By Joe O’Leary, OYA director, and Nakeia Daniels, OYA deputy director
Late last week, the Oregon Legislature passed Senate Bill 1008, a comprehensive juvenile justice sentencing reform bill that, once signed by the Governor, will go into effect Jan. 1, 2020.
This historic reform was supported by OYA, Department of Corrections, Oregon’s Attorney General, the Oregon Juvenile Department Directors’ Association, AFSCME and SEIU, as well as many community partners and advocates. The changes are intended to make Oregon’s juvenile system fairer, help reduce victimization, and increase positive outcomes for our youth.
Here’s What Senate Bill 1008 Does:
- Requires all juveniles, including those who commit Measure 11 crimes, to have their matters start in juvenile court, but allows a prosecutor to ask a judge to decide on a case-by-case basis whether to waive the youth to adult court.
- Allows juveniles charged as adults, even those convicted of Measure 11 crimes, to be eligible for a Second Look hearing halfway through their sentence, where they can argue for conditional release. If released, they would be supervised by adult community corrections.

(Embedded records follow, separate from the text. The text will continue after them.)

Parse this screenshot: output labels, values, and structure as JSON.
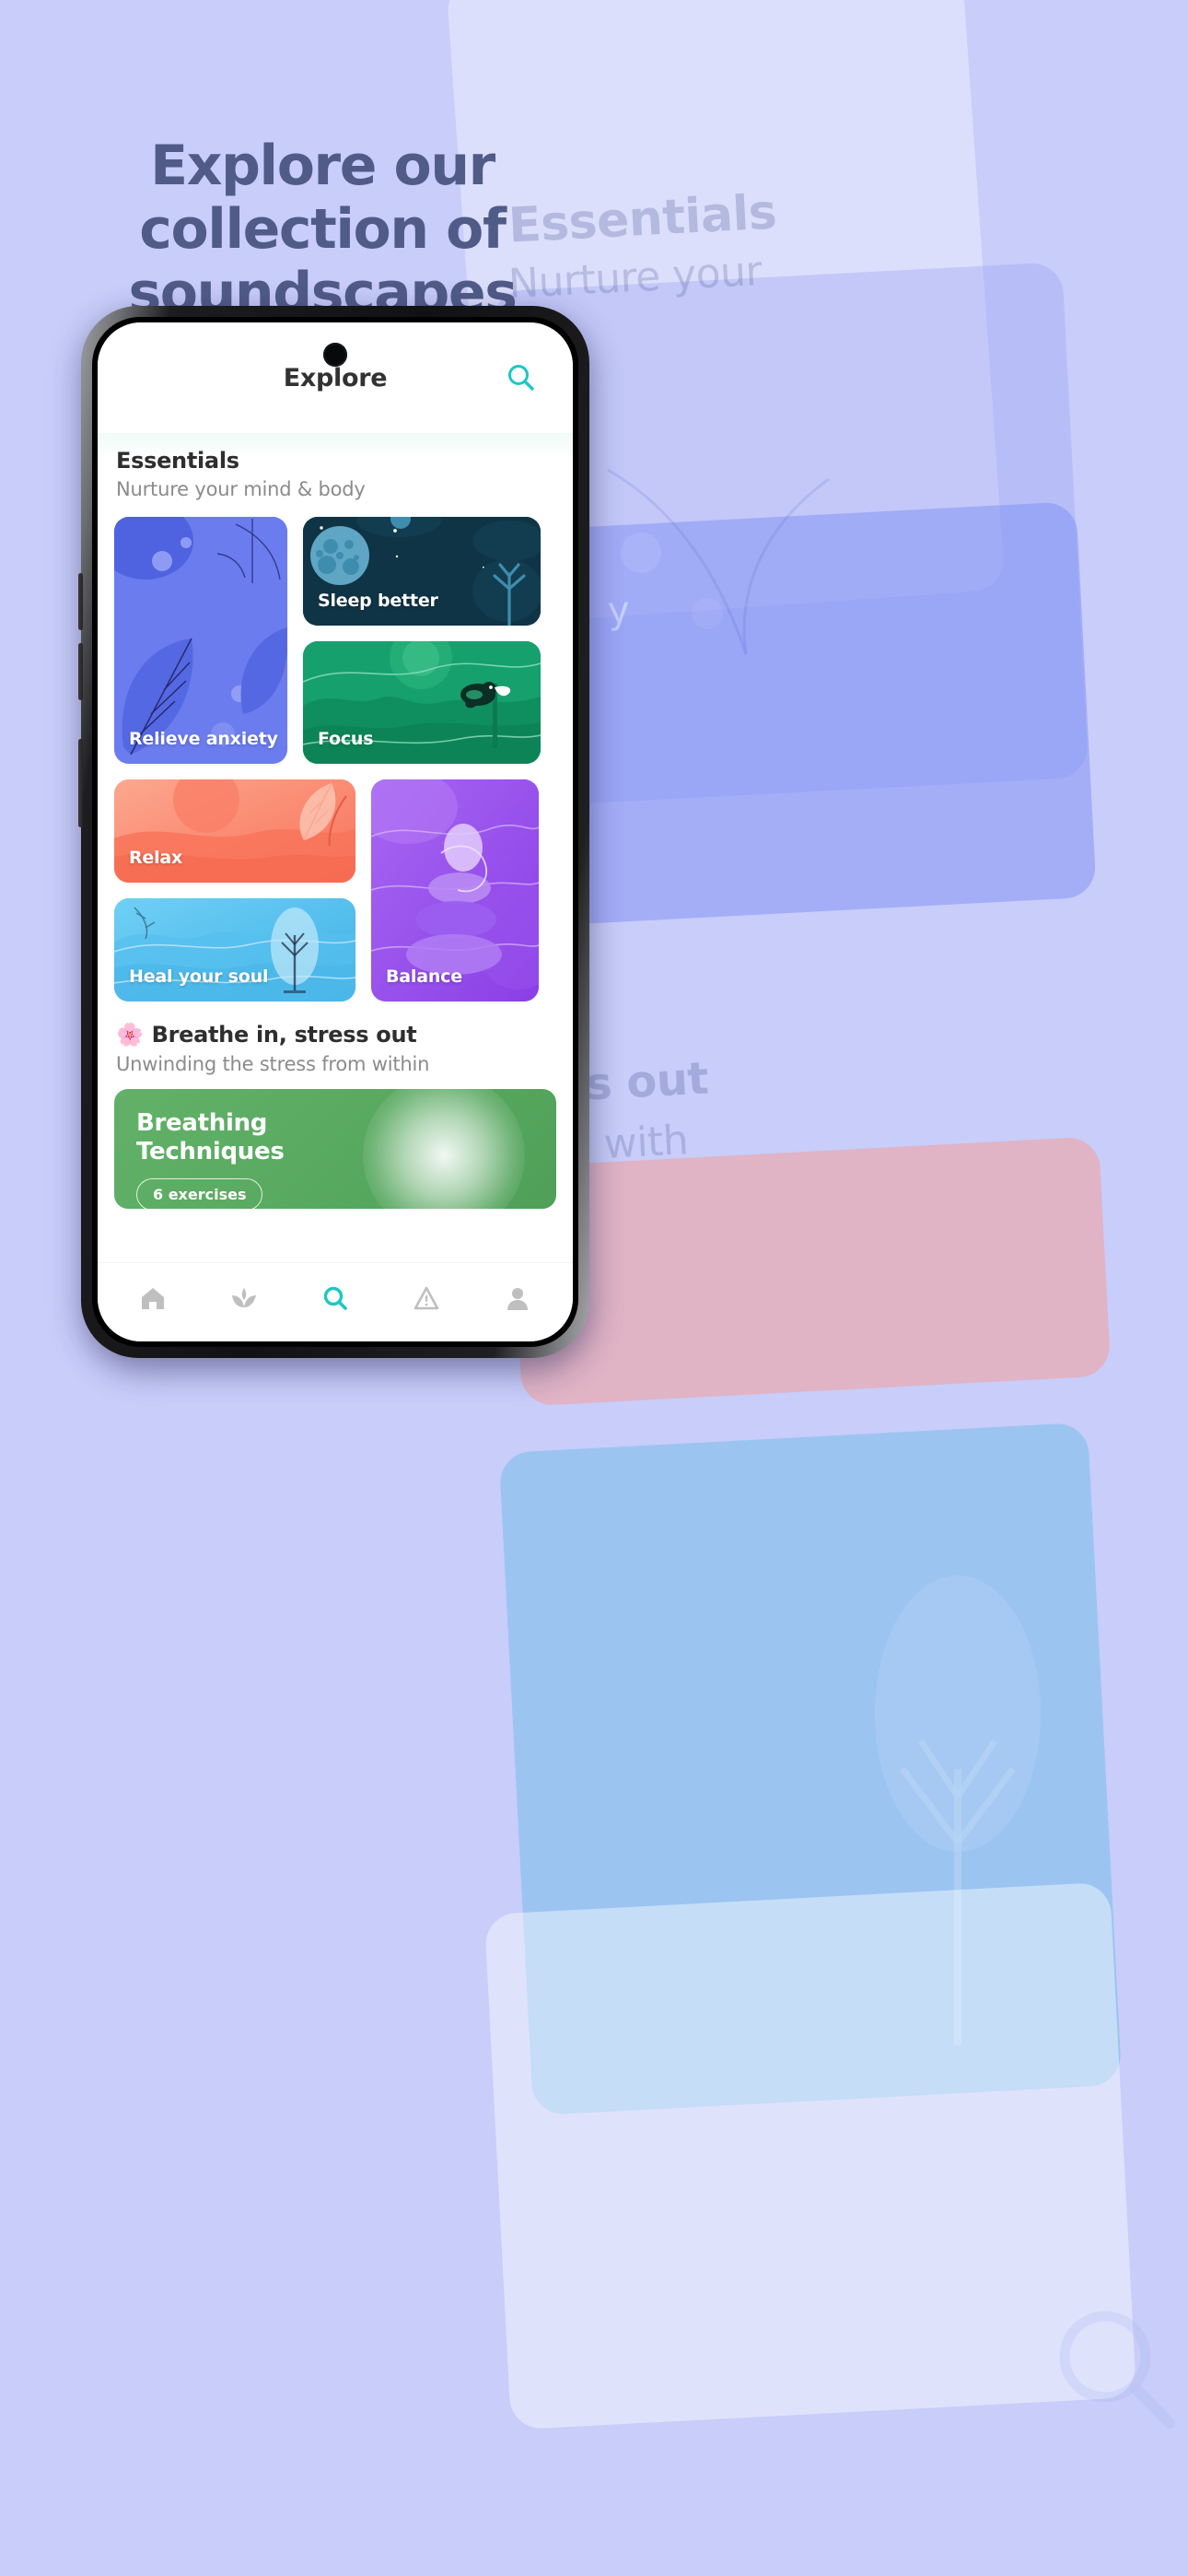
{
  "theme": {
    "page_background": "#C8CDF9",
    "headline_color": "#515B87",
    "accent_teal": "#1EC6C6",
    "card_colors": {
      "relieve_anxiety": "#6B7CEE",
      "sleep_better": "#0F3445",
      "focus": "#16A06E",
      "relax": "#F98D7D",
      "heal_your_soul": "#57C3F0",
      "balance": "#9B55EE",
      "breathing": "#5BAC63"
    }
  },
  "hero": {
    "headline": "Explore our collection of soundscapes"
  },
  "background_preview": {
    "essentials_title": "Essentials",
    "essentials_sub": "Nurture your",
    "fragment_y": "y",
    "stress_out": "s out",
    "from_within": "m with"
  },
  "app": {
    "header": {
      "title": "Explore",
      "search_icon": "search-icon"
    },
    "sections": [
      {
        "title": "Essentials",
        "subtitle": "Nurture your mind & body",
        "cards": [
          {
            "label": "Relieve anxiety",
            "color": "#6B7CEE"
          },
          {
            "label": "Sleep better",
            "color": "#0F3445"
          },
          {
            "label": "Focus",
            "color": "#16A06E"
          },
          {
            "label": "Relax",
            "color": "#F98D7D"
          },
          {
            "label": "Heal your soul",
            "color": "#57C3F0"
          },
          {
            "label": "Balance",
            "color": "#9B55EE"
          }
        ]
      },
      {
        "emoji": "🌸",
        "title": "Breathe in, stress out",
        "subtitle": "Unwinding the stress from within",
        "feature_card": {
          "title_line1": "Breathing",
          "title_line2": "Techniques",
          "badge": "6 exercises"
        }
      }
    ],
    "bottom_nav": [
      {
        "name": "home",
        "icon": "home-icon",
        "active": false
      },
      {
        "name": "grow",
        "icon": "leaf-icon",
        "active": false
      },
      {
        "name": "explore",
        "icon": "search-icon",
        "active": true
      },
      {
        "name": "insight",
        "icon": "triangle-icon",
        "active": false
      },
      {
        "name": "profile",
        "icon": "person-icon",
        "active": false
      }
    ]
  }
}
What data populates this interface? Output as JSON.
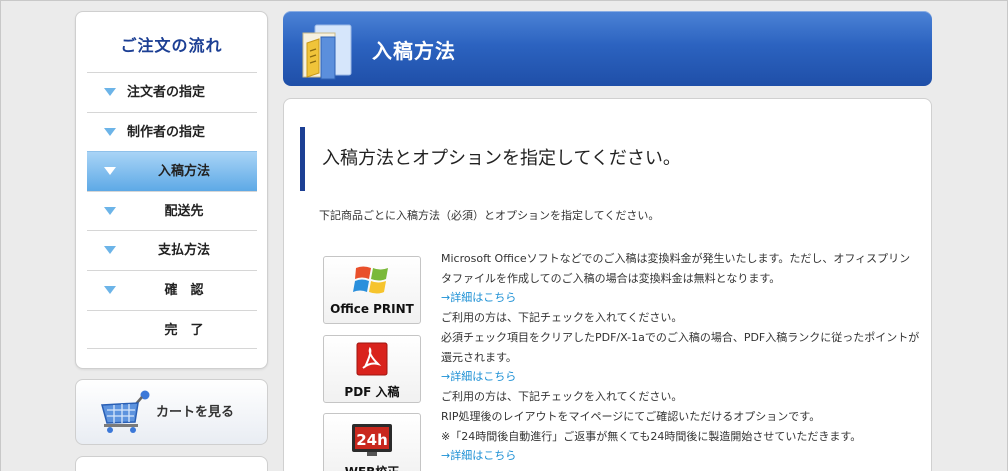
{
  "sidebar": {
    "title": "ご注文の流れ",
    "items": [
      {
        "label": "注文者の指定"
      },
      {
        "label": "制作者の指定"
      },
      {
        "label": "入稿方法"
      },
      {
        "label": "配送先"
      },
      {
        "label": "支払方法"
      },
      {
        "label": "確　認"
      },
      {
        "label": "完　了"
      }
    ],
    "active_index": 2,
    "cart_label": "カートを見る"
  },
  "header": {
    "title": "入稿方法",
    "icon": "folder-documents-icon"
  },
  "main": {
    "heading": "入稿方法とオプションを指定してください。",
    "intro": "下記商品ごとに入稿方法（必須）とオプションを指定してください。",
    "options": [
      {
        "label": "Office PRINT",
        "icon": "windows-logo-icon",
        "text": "Microsoft Officeソフトなどでのご入稿は変換料金が発生いたします。ただし、オフィスプリンタファイルを作成してのご入稿の場合は変換料金は無料となります。",
        "link": "→詳細はこちら",
        "note": "ご利用の方は、下記チェックを入れてください。"
      },
      {
        "label": "PDF 入稿",
        "icon": "acrobat-icon",
        "text": "必須チェック項目をクリアしたPDF/X-1aでのご入稿の場合、PDF入稿ランクに従ったポイントが還元されます。",
        "link": "→詳細はこちら",
        "note": "ご利用の方は、下記チェックを入れてください。"
      },
      {
        "label": "WEB校正",
        "icon": "monitor-24h-icon",
        "icon_text": "24h",
        "text": "RIP処理後のレイアウトをマイページにてご確認いただけるオプションです。",
        "text2": "※「24時間後自動進行」ご返事が無くても24時間後に製造開始させていただきます。",
        "link": "→詳細はこちら"
      }
    ]
  },
  "colors": {
    "header_blue": "#2c63c0",
    "nav_title": "#1c3f94",
    "link": "#1b8fd4",
    "active_item": "#5da9e6"
  }
}
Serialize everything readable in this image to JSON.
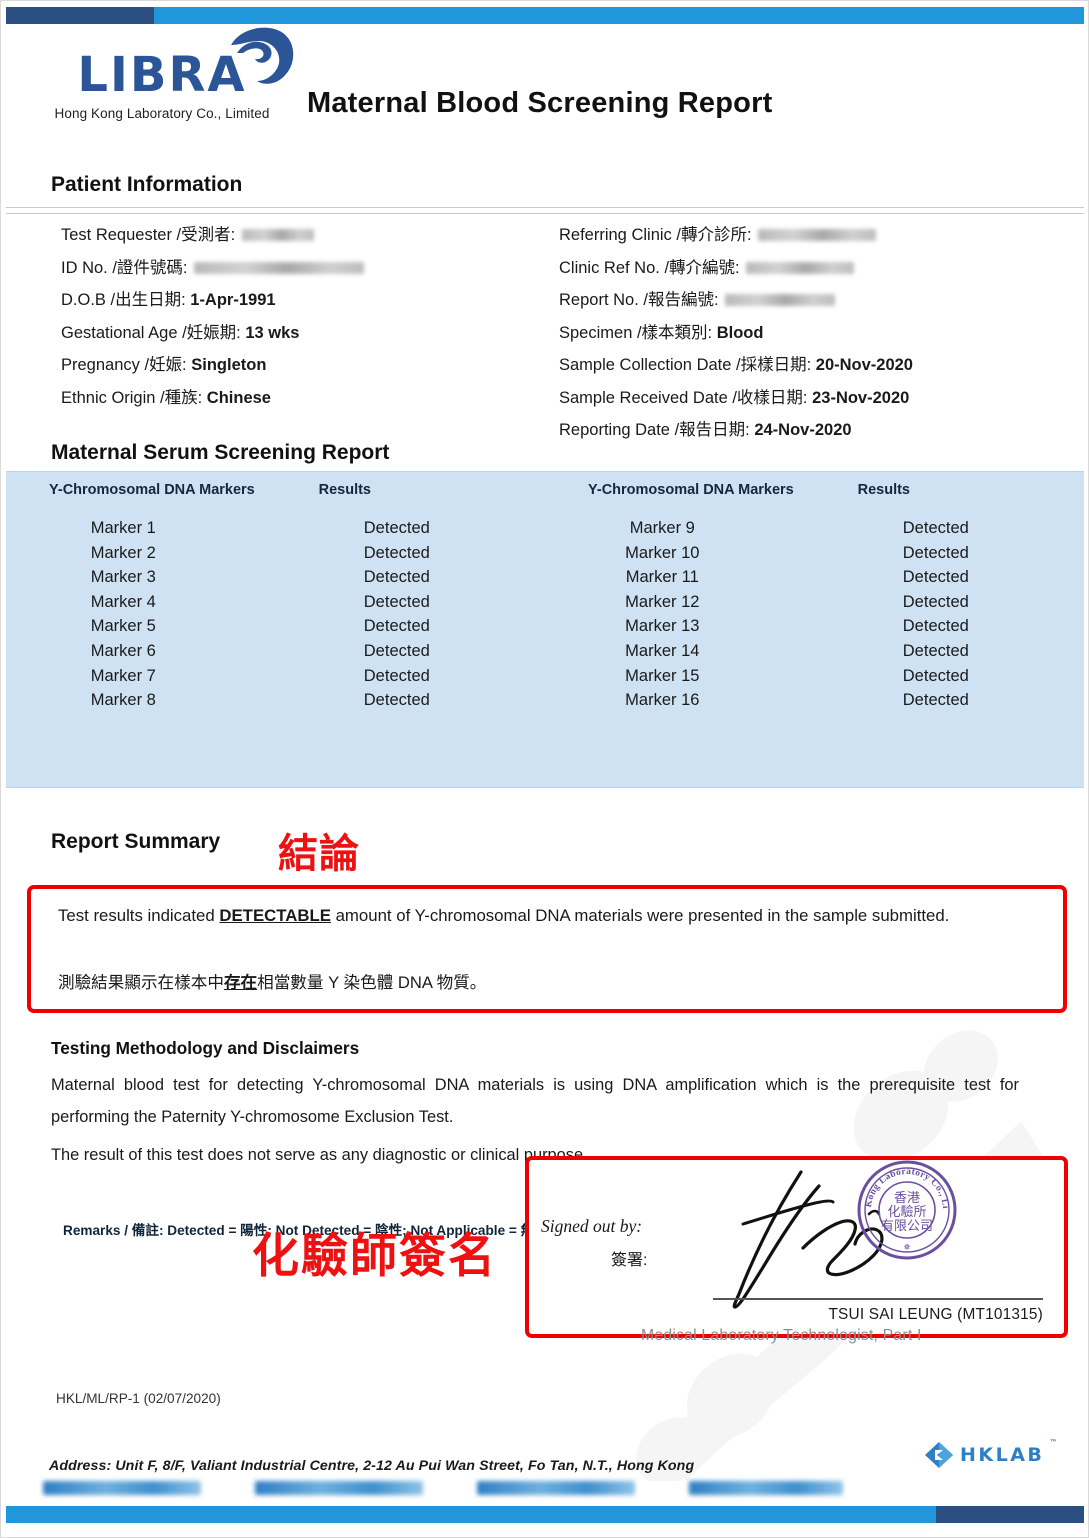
{
  "document": {
    "form_code": "HKL/ML/RP-1 (02/07/2020)"
  },
  "header": {
    "logo_wordmark": "LIBRA",
    "logo_subtitle": "Hong Kong Laboratory Co., Limited",
    "report_title": "Maternal Blood Screening Report"
  },
  "patient_information": {
    "heading": "Patient Information",
    "left": [
      {
        "label": "Test Requester /受測者:",
        "value": "",
        "redacted": true,
        "redacted_width": 72
      },
      {
        "label": "ID No. /證件號碼:",
        "value": "",
        "redacted": true,
        "redacted_width": 170
      },
      {
        "label": "D.O.B /出生日期:",
        "value": "1-Apr-1991",
        "redacted": false
      },
      {
        "label": "Gestational Age /妊娠期:",
        "value": "13 wks",
        "redacted": false
      },
      {
        "label": "Pregnancy /妊娠:",
        "value": "Singleton",
        "redacted": false
      },
      {
        "label": "Ethnic Origin /種族:",
        "value": "Chinese",
        "redacted": false
      }
    ],
    "right": [
      {
        "label": "Referring Clinic /轉介診所:",
        "value": "",
        "redacted": true,
        "redacted_width": 118
      },
      {
        "label": "Clinic Ref No. /轉介編號:",
        "value": "",
        "redacted": true,
        "redacted_width": 108
      },
      {
        "label": "Report No. /報告編號:",
        "value": "",
        "redacted": true,
        "redacted_width": 110
      },
      {
        "label": "Specimen /樣本類別:",
        "value": "Blood",
        "redacted": false
      },
      {
        "label": "Sample Collection Date /採樣日期:",
        "value": "20-Nov-2020",
        "redacted": false
      },
      {
        "label": "Sample Received Date /收樣日期:",
        "value": "23-Nov-2020",
        "redacted": false
      },
      {
        "label": "Reporting Date /報告日期:",
        "value": "24-Nov-2020",
        "redacted": false
      }
    ]
  },
  "serum_screening": {
    "heading": "Maternal Serum Screening Report",
    "columns": [
      "Y-Chromosomal DNA Markers",
      "Results"
    ],
    "left_rows": [
      {
        "marker": "Marker 1",
        "result": "Detected"
      },
      {
        "marker": "Marker 2",
        "result": "Detected"
      },
      {
        "marker": "Marker 3",
        "result": "Detected"
      },
      {
        "marker": "Marker 4",
        "result": "Detected"
      },
      {
        "marker": "Marker 5",
        "result": "Detected"
      },
      {
        "marker": "Marker 6",
        "result": "Detected"
      },
      {
        "marker": "Marker 7",
        "result": "Detected"
      },
      {
        "marker": "Marker 8",
        "result": "Detected"
      }
    ],
    "right_rows": [
      {
        "marker": "Marker 9",
        "result": "Detected"
      },
      {
        "marker": "Marker 10",
        "result": "Detected"
      },
      {
        "marker": "Marker 11",
        "result": "Detected"
      },
      {
        "marker": "Marker 12",
        "result": "Detected"
      },
      {
        "marker": "Marker 13",
        "result": "Detected"
      },
      {
        "marker": "Marker 14",
        "result": "Detected"
      },
      {
        "marker": "Marker 15",
        "result": "Detected"
      },
      {
        "marker": "Marker 16",
        "result": "Detected"
      }
    ],
    "remarks": "Remarks /  備註: Detected =  陽性; Not Detected =  陰性; Not Applicable =  無法檢測"
  },
  "report_summary": {
    "heading": "Report Summary",
    "zh_annotation": "結論",
    "text_before": "Test results indicated ",
    "text_emphasis": "DETECTABLE",
    "text_after": " amount of Y-chromosomal DNA materials were presented in the sample submitted.",
    "text_zh_before": "測驗結果顯示在樣本中",
    "text_zh_emphasis": "存在",
    "text_zh_after": "相當數量 Y 染色體 DNA 物質。"
  },
  "methodology": {
    "heading": "Testing Methodology and Disclaimers",
    "paragraph_1": "Maternal blood test for detecting Y-chromosomal DNA materials is using DNA amplification which is the prerequisite test for performing the Paternity Y-chromosome Exclusion Test.",
    "paragraph_2": "The result of this test does not serve as any diagnostic or clinical purpose."
  },
  "signature": {
    "zh_annotation": "化驗師簽名",
    "signed_out_label": "Signed out by:",
    "signed_out_label_zh": "簽署:",
    "signatory_name": "TSUI SAI LEUNG (MT101315)",
    "signatory_role": "Medical Laboratory Technologist, Part I",
    "stamp_text_en": "Hong Kong Laboratory Co., Limited",
    "stamp_text_zh": "香港 化驗所 有限公司"
  },
  "footer": {
    "address": "Address: Unit F, 8/F, Valiant Industrial Centre, 2-12 Au Pui Wan Street, Fo Tan, N.T., Hong Kong",
    "hklab_logo_text": "HKLAB",
    "hklab_tm": "™"
  },
  "colors": {
    "bar_dark_blue": "#2b4f81",
    "bar_light_blue": "#2196da",
    "table_band": "#cfe2f4",
    "annotation_red": "#ee1111",
    "logo_blue": "#2b5596",
    "stamp_purple": "#6b4f9e"
  }
}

- Allows a “transfer hearing” for youth who are about to transfer to adult prison at age 25 but have less than two years left in their sentence. At the hearing, they can argue for conditional release before going to DOC. If released, they would be supervised by adult community corrections.
- Eliminates life without parole sentences for juveniles by ensuring that youth have a chance for parole after 15 years of incarceration.
- Requires that judges note on the court order the age of the youth at the time of their offense.
- Provides access to trauma-informed and culturally relevant resources for victims.
As a reminder, this bill is not retroactive, which means it will not impact any youth previously sentenced or currently in our custody. It will only apply to youth with matters pending after Jan. 1, 2020.
When this bill started gaining traction in the legislature, we began convening meetings with stakeholders to discuss the ways that this measure will change how we do our work. OYA and the county juvenile departments have co-facilitated several meetings with system partners for that purpose, acknowledging that we have 25 years of new data, analytical tools, research, and partnerships to leverage. There will likely be many more of these types of conversations in the coming months as we prepare for the legislation to take effect. We feel strongly that judges, prosecutors, defenders, representatives of communities of color, and advocates for victims’ rights and youth rights need to be involved in these discussions.
The changes in this bill are historic, and we are excited about the implications for supporting future youth and preventing more victims in Oregon’s communities.